My heart bounded, betraying my resistance to -philing any biblios. In working days consumed by metaphorically tearing through books to devour their substances, I was suddenly struck to see and touch a real one, an old one, an object that had survived the length of at least one human life. To read someone else’s name on the endpaper, to see the micro-tears and finger stains left behind by other readers – it was like being introduced to a friend’s friend after months of distracted swiping on Tinder. I had entered this party a writer determined to cherrypick data for a story. An old book made me a character in someone else’s tale.

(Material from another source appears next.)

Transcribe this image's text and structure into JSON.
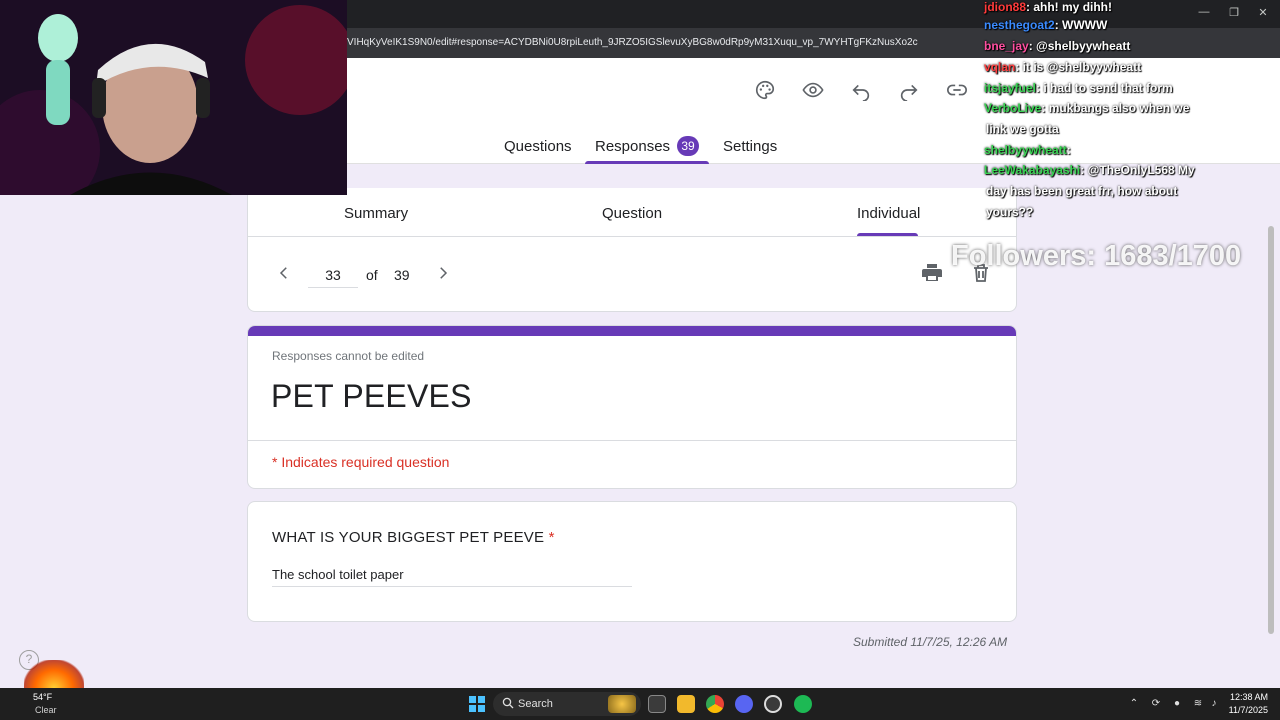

I put away The Wreck, but I swapped Gilead with a young woman for another old book – a cloth-bound sea green edition of the Marie Corelli novel Innocence: Her Fancy & His Fact, exactly the sort of Victorian melodrama to which I have entrusted several good years of my life. Inside, the book was stamped with the mark of Excelsior Book Stall from back when it was still on Hornby Road (now DN Road). Someone had gifted it: “To Nargis B Choksi, 1956.” Goodbye, I said to the sweethearts from Bhayander, the gloomy litigator, and the man who hoped to win a Palme d’Or someday, and slipped out. I had found the person I had come to meet.